Some art is quite reversible as it’s being made. Some not so much. Not unlike what’s happening with our climate these days.
Take Tracy Huber and his glass whale tails. Pretty hard to reverse the glass blowing process if you don’t like how it’s turning out. We don’t know how many tails he may have deep-sixed before creating these lovely ones. Local folk can have a look or purchase them at Two Moons in La Conner, and Trev's Glass Supply in Marysville, WA.
Dale Chihuly, Seattle’s premiere maker of art glass, spoke of this aspect in a 2008 Public television special, saying that he doesn’t fret when he sees a way to make a piece better only after it’s done. That’s irreversible. He uses that knowledge and learning in improving the next piece.
Painting and Mixed Media
But now consider deKooning, and in fact most painters. De Kooning would work on one piece for months, scraping and painting over to achieve the effect he was after. All that work on the same piece was quite reversible.
I, myself, work in fabric and wax, both maximally forgiving. Ceramics folk have that very reversible clay, up until they fire it.
Every artist thinks about their own process and which steps are reversible and which are not. It mostly boils down to how much time and effort (and money) it takes to undo something. If it’s even possible to undo without destroying the material completely.

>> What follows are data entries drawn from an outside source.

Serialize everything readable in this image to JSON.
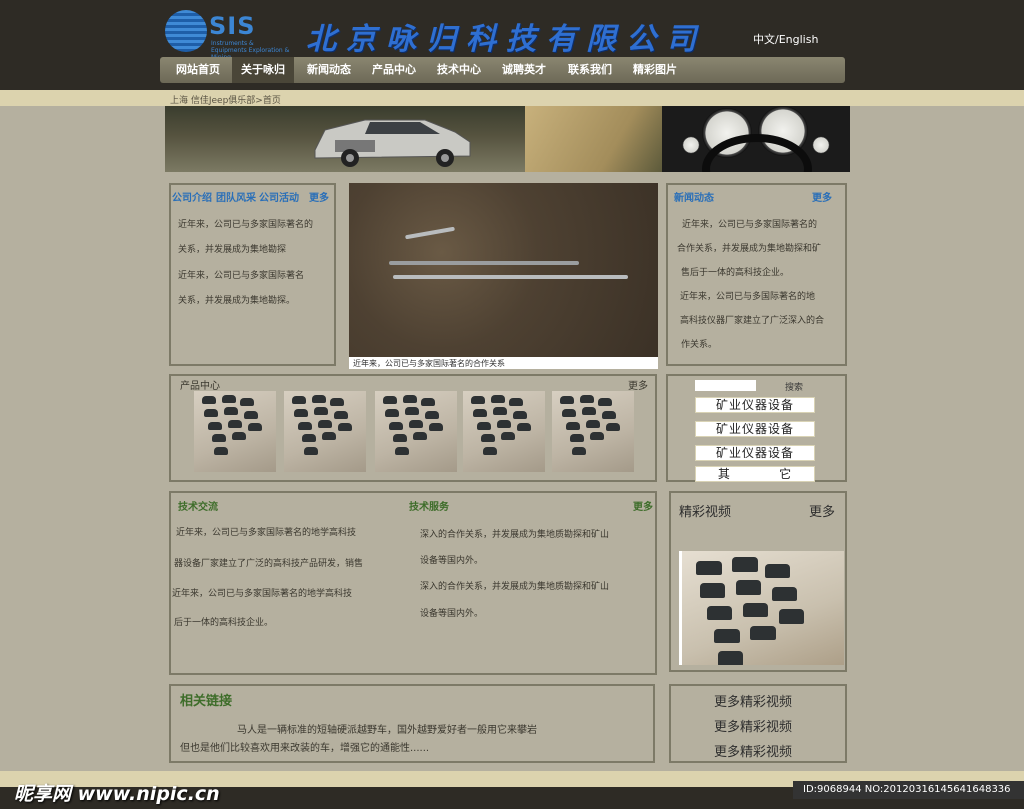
{
  "header": {
    "logo_text": "SIS",
    "logo_sub": "Instruments & Equipments Exploration & Mining",
    "company_name": "北京咏归科技有限公司",
    "language": "中文/English"
  },
  "nav": {
    "items": [
      "网站首页",
      "关于咏归",
      "新闻动态",
      "产品中心",
      "技术中心",
      "诚聘英才",
      "联系我们",
      "精彩图片"
    ],
    "active": "关于咏归"
  },
  "breadcrumb": "上海  信佳Jeep俱乐部>首页",
  "intro": {
    "tabs": [
      "公司介绍",
      "团队风采",
      "公司活动"
    ],
    "more": "更多",
    "lines": [
      "近年来，公司已与多家国际著名的",
      "关系，并发展成为集地勘探",
      "近年来，公司已与多家国际著名",
      "关系，并发展成为集地勘探。"
    ]
  },
  "photo": {
    "caption": "近年来，公司已与多家国际著名的合作关系"
  },
  "news": {
    "title": "新闻动态",
    "more": "更多",
    "lines": [
      "近年来，公司已与多家国际著名的",
      "合作关系，并发展成为集地勘探和矿",
      "售后于一体的高科技企业。",
      "近年来，公司已与多国际著名的地",
      "高科技仪器厂家建立了广泛深入的合",
      "作关系。"
    ]
  },
  "products": {
    "title": "产品中心",
    "more": "更多"
  },
  "search": {
    "placeholder": "",
    "button": "搜索",
    "categories": [
      "矿业仪器设备",
      "矿业仪器设备",
      "矿业仪器设备",
      "其          它"
    ]
  },
  "tech": {
    "title_left": "技术交流",
    "title_right": "技术服务",
    "more": "更多",
    "left_lines": [
      "近年来，公司已与多家国际著名的地学高科技",
      "器设备厂家建立了广泛的高科技产品研发，销售",
      "近年来，公司已与多家国际著名的地学高科技",
      "后于一体的高科技企业。"
    ],
    "right_lines": [
      "深入的合作关系，并发展成为集地质勘探和矿山",
      "设备等国内外。",
      "深入的合作关系，并发展成为集地质勘探和矿山",
      "设备等国内外。"
    ]
  },
  "videos": {
    "title": "精彩视频",
    "more": "更多",
    "more_links": [
      "更多精彩视频",
      "更多精彩视频",
      "更多精彩视频"
    ]
  },
  "links": {
    "title": "相关链接",
    "line1": "马人是一辆标准的短轴硬派越野车，国外越野爱好者一般用它来攀岩",
    "line2": "但也是他们比较喜欢用来改装的车，增强它的通能性......"
  },
  "footer": {
    "watermark": "昵享网 www.nipic.cn",
    "id_text": "ID:9068944 NO:20120316145641648336"
  },
  "colors": {
    "page_bg": "#b5b09f",
    "header_bg": "#2e2b25",
    "accent_blue": "#2a6fb8",
    "green_title": "#3e6d2a",
    "band": "#dcd3ae"
  }
}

In the world of climate change, we’re negotiating the same issues. Whose time and effort (and money) is necessary to reverse which aspects of climate change? Which aspects are like the ozone layer that turned out to be reversible? Which aspects are more like hand-blown glass - irreversible and only fixed by starting over?
Photo by permission of the artist